Microsoft continues to make moves to shape its “One Microsoft” strategy, today announcing that it is dropping its unpopular “stack ranking” employee review process. The move, outlined in an email to employees from HR chief Lisa Brummel this morning and detailed in an internal presentation, is already a hit, according to a report from GeekWire:
Stack ranking does have some supporters, but it also has been blamed for fostering dysfunction at Microsoft and reducing morale among employees. At an internal presentation this morning, managers clapped when Brummel announced that the employee review process would be overhauled, and by the end of the presentation they gave a standing ovation.
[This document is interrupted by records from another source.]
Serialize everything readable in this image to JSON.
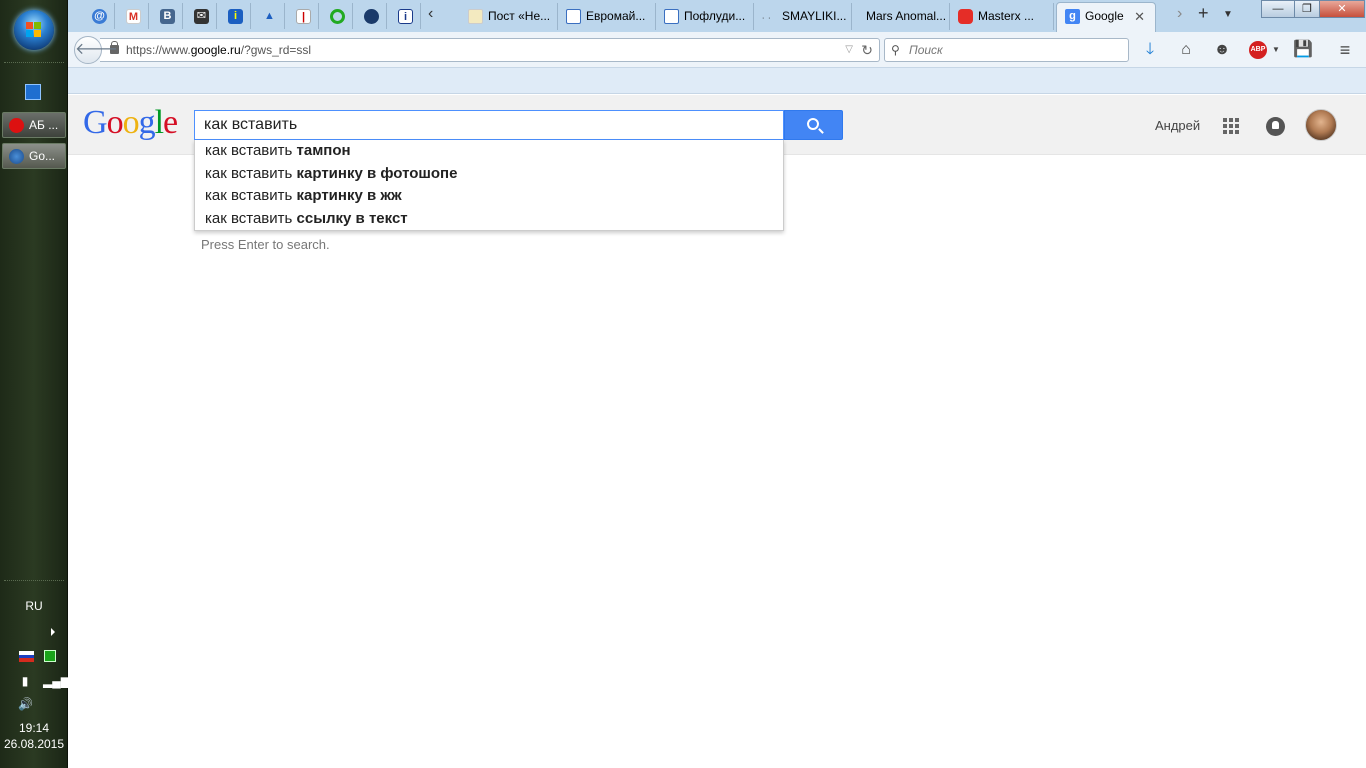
{
  "taskbar": {
    "tasks": [
      {
        "label": "АБ ..."
      },
      {
        "label": "Go..."
      }
    ],
    "lang": "RU",
    "time": "19:14",
    "date": "26.08.2015"
  },
  "browser": {
    "tabs": [
      {
        "label": "Пост «Не..."
      },
      {
        "label": "Евромай..."
      },
      {
        "label": "Пофлуди..."
      },
      {
        "label": "SMAYLIKI..."
      },
      {
        "label": "Mars Anomal..."
      },
      {
        "label": "Masterx ..."
      },
      {
        "label": "Google"
      }
    ],
    "url_prefix": "https://www.",
    "url_host": "google.ru",
    "url_rest": "/?gws_rd=ssl",
    "search_placeholder": "Поиск"
  },
  "google": {
    "query": "как вставить",
    "suggestions": [
      {
        "prefix": "как вставить ",
        "completion": "тампон"
      },
      {
        "prefix": "как вставить ",
        "completion": "картинку в фотошопе"
      },
      {
        "prefix": "как вставить ",
        "completion": "картинку в жж"
      },
      {
        "prefix": "как вставить ",
        "completion": "ссылку в текст"
      }
    ],
    "press_enter": "Press Enter to search.",
    "user_name": "Андрей"
  },
  "colors": {
    "google_blue": "#4285f4",
    "logo": [
      "#3369e8",
      "#d50f25",
      "#eeb211",
      "#3369e8",
      "#009925",
      "#d50f25"
    ]
  }
}
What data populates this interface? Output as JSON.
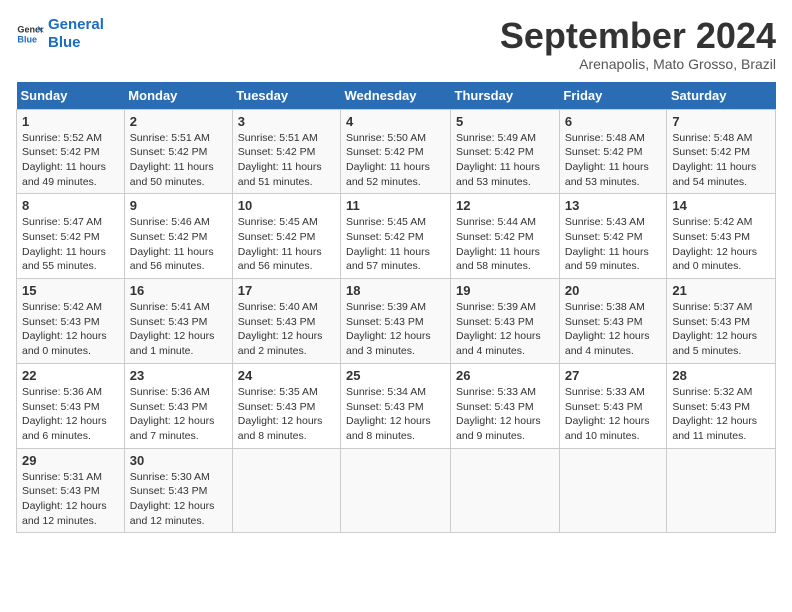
{
  "logo": {
    "line1": "General",
    "line2": "Blue"
  },
  "title": "September 2024",
  "subtitle": "Arenapolis, Mato Grosso, Brazil",
  "days_of_week": [
    "Sunday",
    "Monday",
    "Tuesday",
    "Wednesday",
    "Thursday",
    "Friday",
    "Saturday"
  ],
  "weeks": [
    [
      {
        "day": "1",
        "sunrise": "5:52 AM",
        "sunset": "5:42 PM",
        "daylight": "11 hours and 49 minutes."
      },
      {
        "day": "2",
        "sunrise": "5:51 AM",
        "sunset": "5:42 PM",
        "daylight": "11 hours and 50 minutes."
      },
      {
        "day": "3",
        "sunrise": "5:51 AM",
        "sunset": "5:42 PM",
        "daylight": "11 hours and 51 minutes."
      },
      {
        "day": "4",
        "sunrise": "5:50 AM",
        "sunset": "5:42 PM",
        "daylight": "11 hours and 52 minutes."
      },
      {
        "day": "5",
        "sunrise": "5:49 AM",
        "sunset": "5:42 PM",
        "daylight": "11 hours and 53 minutes."
      },
      {
        "day": "6",
        "sunrise": "5:48 AM",
        "sunset": "5:42 PM",
        "daylight": "11 hours and 53 minutes."
      },
      {
        "day": "7",
        "sunrise": "5:48 AM",
        "sunset": "5:42 PM",
        "daylight": "11 hours and 54 minutes."
      }
    ],
    [
      {
        "day": "8",
        "sunrise": "5:47 AM",
        "sunset": "5:42 PM",
        "daylight": "11 hours and 55 minutes."
      },
      {
        "day": "9",
        "sunrise": "5:46 AM",
        "sunset": "5:42 PM",
        "daylight": "11 hours and 56 minutes."
      },
      {
        "day": "10",
        "sunrise": "5:45 AM",
        "sunset": "5:42 PM",
        "daylight": "11 hours and 56 minutes."
      },
      {
        "day": "11",
        "sunrise": "5:45 AM",
        "sunset": "5:42 PM",
        "daylight": "11 hours and 57 minutes."
      },
      {
        "day": "12",
        "sunrise": "5:44 AM",
        "sunset": "5:42 PM",
        "daylight": "11 hours and 58 minutes."
      },
      {
        "day": "13",
        "sunrise": "5:43 AM",
        "sunset": "5:42 PM",
        "daylight": "11 hours and 59 minutes."
      },
      {
        "day": "14",
        "sunrise": "5:42 AM",
        "sunset": "5:43 PM",
        "daylight": "12 hours and 0 minutes."
      }
    ],
    [
      {
        "day": "15",
        "sunrise": "5:42 AM",
        "sunset": "5:43 PM",
        "daylight": "12 hours and 0 minutes."
      },
      {
        "day": "16",
        "sunrise": "5:41 AM",
        "sunset": "5:43 PM",
        "daylight": "12 hours and 1 minute."
      },
      {
        "day": "17",
        "sunrise": "5:40 AM",
        "sunset": "5:43 PM",
        "daylight": "12 hours and 2 minutes."
      },
      {
        "day": "18",
        "sunrise": "5:39 AM",
        "sunset": "5:43 PM",
        "daylight": "12 hours and 3 minutes."
      },
      {
        "day": "19",
        "sunrise": "5:39 AM",
        "sunset": "5:43 PM",
        "daylight": "12 hours and 4 minutes."
      },
      {
        "day": "20",
        "sunrise": "5:38 AM",
        "sunset": "5:43 PM",
        "daylight": "12 hours and 4 minutes."
      },
      {
        "day": "21",
        "sunrise": "5:37 AM",
        "sunset": "5:43 PM",
        "daylight": "12 hours and 5 minutes."
      }
    ],
    [
      {
        "day": "22",
        "sunrise": "5:36 AM",
        "sunset": "5:43 PM",
        "daylight": "12 hours and 6 minutes."
      },
      {
        "day": "23",
        "sunrise": "5:36 AM",
        "sunset": "5:43 PM",
        "daylight": "12 hours and 7 minutes."
      },
      {
        "day": "24",
        "sunrise": "5:35 AM",
        "sunset": "5:43 PM",
        "daylight": "12 hours and 8 minutes."
      },
      {
        "day": "25",
        "sunrise": "5:34 AM",
        "sunset": "5:43 PM",
        "daylight": "12 hours and 8 minutes."
      },
      {
        "day": "26",
        "sunrise": "5:33 AM",
        "sunset": "5:43 PM",
        "daylight": "12 hours and 9 minutes."
      },
      {
        "day": "27",
        "sunrise": "5:33 AM",
        "sunset": "5:43 PM",
        "daylight": "12 hours and 10 minutes."
      },
      {
        "day": "28",
        "sunrise": "5:32 AM",
        "sunset": "5:43 PM",
        "daylight": "12 hours and 11 minutes."
      }
    ],
    [
      {
        "day": "29",
        "sunrise": "5:31 AM",
        "sunset": "5:43 PM",
        "daylight": "12 hours and 12 minutes."
      },
      {
        "day": "30",
        "sunrise": "5:30 AM",
        "sunset": "5:43 PM",
        "daylight": "12 hours and 12 minutes."
      },
      null,
      null,
      null,
      null,
      null
    ]
  ]
}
Stack ranking has been blamed for a number of woes at Microsoft recently, although as Dare Obasanjo pointed out just yesterday, similar employee ranking systems aren’t uncommon. It’s yet to be seen if the new system will indeed boost morale, but just getting rid of the old system seems to be making a statement about Microsoft’s willingness to “move forward”.
Microsoft has been making a number of other changes internally as well. Yesterday Dean Hachamovitch, longtime IE head, announced that he’s “changing roles”, but promised to “continue blogging in the near future at a different Microsoft address on a new topic”. Shortly after that, The Verge reported that Joe Belfiore will be leading app development for IE, taking on some of the responsibilities that Hachamovitch is leaving behind. As Microsoft moves to consolidate IE across the desktop, RT, and phone, these new roles for two high profile managers seem to indicate that we’ll be seeing more changes to IE coming in the not too distant future.
It’s interesting that all of this is happening even before a new CEO is announced, and that the One Microsoft plan seems to be gaining momentum without firm leadership in place at the top, or perhaps more correctly, with the old leadership still firmly, for now, in place. All indications are that One Microsoft was and is Steve Ballmer’s baby, and it may not be much of a surprise that he tries to get as much of it implemented as possible before the leadership change is made.
What that says about who the next CEO may be, and how he’ll have to take over the reins of a firmly entrenched new strategy remains to be seen, but for now, Microsoft isn’t acting like a company with lame duck leadership. In fact, we wish they had been making some of these moves years ago (and maybe they wouldn’t be searching for a new CEO!).